3.The Number of “Touches” of Taxpayers Rather Than “Traditional Audits” Are the Key to Compliance Statistically, the number of face-to-face “office” and “on site” IRS audits has been decreasing for years. That, however, is not the whole story.
Taxpayers’ behavior can be positively impacted by any number of other “contacts” or “interactions” by the IRS which have a broader impact than face-to- face audits: IRS correspondence audits. IRS publications/instructions to forms. Publicity surrounding resolutions of particularly large dollar amount or otherwise significant cases. Publicity of criminal indictments/guilty plea agreements/convictions.
Publicity surrounding so-called “global” tax shelter settlement offers. Disclosure requirements (see Key Item No. 2). Interactions by taxpayers with tax professionals (see Key Item No. 1). The ripple effect of numerous well- targeted enforcement tools can definitely enhance compliance.
4.Your Case May Be More Important to the IRS Than You Think It Should Be/Your Case May Be Less Important to the IRS Than You Think It Should Be Sometimes the Tax Administrator needs to set a legal precedent that will hopefully resolve the same issue for a large number of other similarly situated taxpayers. Your particular case may contain the best facts for the IRS to successfully establish its position in a court decision, so Chief Counsel may decide to go forward with litigation even though you offer to settle the case, on what you believe to be very government-favorable terms.
It works the other way, too. You may believe that the IRS will want to settle your case at all costs for fear that a bad precedent will harm the IRS’s chances in successfully bringing closure to a whole group of cases. However, Chief Counsel may still go forward with the litigation in order to resolve the issue, even if the resolution will most likely benefit taxpayers, in order to (a) bring closure to that whole group of cases, this time not in favor of the government, or to (b) leave it up to Congress to decide if the tax law should be changed to overturn an unfavorable result.
5.It Takes More Time Than You Might Think to Implement Changes Made by the Congress to the Internal Revenue Code This point relates to the time during the calendar year when Congress enacts a Tax Bill. When Congress makes changes to the Internal Revenue Code in November or December— effective as of January 1 or some other time during the calendar year in which they are enacted—it cannot always expect the IRS to have a smooth filing season.
Because more and more individual tax returns are being filed electronically, one would think that tax legislation enacted late in the calendar year could be quickly implemented by both the tax return preparers and the IRS. Certainly, it would seem much easier to do that today when more than 60 percent of individual income tax returns are filed electronically as opposed to 20 years ago when everything was done on paper. It is counter-intuitive, but the answer is no.

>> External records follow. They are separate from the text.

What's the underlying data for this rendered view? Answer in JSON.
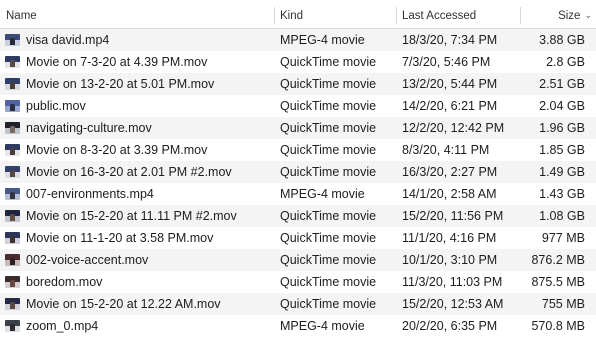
{
  "columns": {
    "name": "Name",
    "kind": "Kind",
    "accessed": "Last Accessed",
    "size": "Size"
  },
  "files": [
    {
      "name": "visa david.mp4",
      "kind": "MPEG-4 movie",
      "accessed": "18/3/20, 7:34 PM",
      "size": "3.88 GB",
      "thumb": {
        "top": "#3a4a7a",
        "bottom": "#c8cde0",
        "fig": "#2a2a35"
      }
    },
    {
      "name": "Movie on 7-3-20 at 4.39 PM.mov",
      "kind": "QuickTime movie",
      "accessed": "7/3/20, 5:46 PM",
      "size": "2.8 GB",
      "thumb": {
        "top": "#2d3b63",
        "bottom": "#e2e2e8",
        "fig": "#5a4a44"
      }
    },
    {
      "name": "Movie on 13-2-20 at 5.01 PM.mov",
      "kind": "QuickTime movie",
      "accessed": "13/2/20, 5:44 PM",
      "size": "2.51 GB",
      "thumb": {
        "top": "#2f3f6a",
        "bottom": "#d8d8e2",
        "fig": "#4a3c3a"
      }
    },
    {
      "name": "public.mov",
      "kind": "QuickTime movie",
      "accessed": "14/2/20, 6:21 PM",
      "size": "2.04 GB",
      "thumb": {
        "top": "#5061a0",
        "bottom": "#9aa4cc",
        "fig": "#2a2e44"
      }
    },
    {
      "name": "navigating-culture.mov",
      "kind": "QuickTime movie",
      "accessed": "12/2/20, 12:42 PM",
      "size": "1.96 GB",
      "thumb": {
        "top": "#20232e",
        "bottom": "#bfc3cc",
        "fig": "#7a6a60"
      }
    },
    {
      "name": "Movie on 8-3-20 at 3.39 PM.mov",
      "kind": "QuickTime movie",
      "accessed": "8/3/20, 4:11 PM",
      "size": "1.85 GB",
      "thumb": {
        "top": "#2d3b63",
        "bottom": "#e6e6ea",
        "fig": "#4a3c3a"
      }
    },
    {
      "name": "Movie on 16-3-20 at 2.01 PM #2.mov",
      "kind": "QuickTime movie",
      "accessed": "16/3/20, 2:27 PM",
      "size": "1.49 GB",
      "thumb": {
        "top": "#33406a",
        "bottom": "#dcdce6",
        "fig": "#55463f"
      }
    },
    {
      "name": "007-environments.mp4",
      "kind": "MPEG-4 movie",
      "accessed": "14/1/20, 2:58 AM",
      "size": "1.43 GB",
      "thumb": {
        "top": "#465a8a",
        "bottom": "#b8c0d8",
        "fig": "#333340"
      }
    },
    {
      "name": "Movie on 15-2-20 at 11.11 PM #2.mov",
      "kind": "QuickTime movie",
      "accessed": "15/2/20, 11:56 PM",
      "size": "1.08 GB",
      "thumb": {
        "top": "#1f2540",
        "bottom": "#c0c2cc",
        "fig": "#5f4c44"
      }
    },
    {
      "name": "Movie on 11-1-20 at 3.58 PM.mov",
      "kind": "QuickTime movie",
      "accessed": "11/1/20, 4:16 PM",
      "size": "977 MB",
      "thumb": {
        "top": "#2a3558",
        "bottom": "#d0d0da",
        "fig": "#3e3230"
      }
    },
    {
      "name": "002-voice-accent.mov",
      "kind": "QuickTime movie",
      "accessed": "10/1/20, 3:10 PM",
      "size": "876.2 MB",
      "thumb": {
        "top": "#4a2a30",
        "bottom": "#c9b8b8",
        "fig": "#2b1e1e"
      }
    },
    {
      "name": "boredom.mov",
      "kind": "QuickTime movie",
      "accessed": "11/3/20, 11:03 PM",
      "size": "875.5 MB",
      "thumb": {
        "top": "#3a2a2a",
        "bottom": "#d6cfcf",
        "fig": "#6a4a40"
      }
    },
    {
      "name": "Movie on 15-2-20 at 12.22 AM.mov",
      "kind": "QuickTime movie",
      "accessed": "15/2/20, 12:53 AM",
      "size": "755 MB",
      "thumb": {
        "top": "#242a45",
        "bottom": "#cfd0da",
        "fig": "#5a4840"
      }
    },
    {
      "name": "zoom_0.mp4",
      "kind": "MPEG-4 movie",
      "accessed": "20/2/20, 6:35 PM",
      "size": "570.8 MB",
      "thumb": {
        "top": "#3b3f4a",
        "bottom": "#e0e0e4",
        "fig": "#2c2c30"
      }
    }
  ]
}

All software vendors need to have the changes to the tax law incorporated into their products generally around the beginning of the fourth quarter of the calendar year. Any changes after that date cause serious problems for both the tax return preparers and for the IRS.
Another problem with late-in-the-year changes to the tax code is that taxpayers’ expectations do not change that quickly. This means that the IRS must deal with changed expectations “on-the-fly” in the middle of the filing season, causing much confusion and delays in distributing refund checks.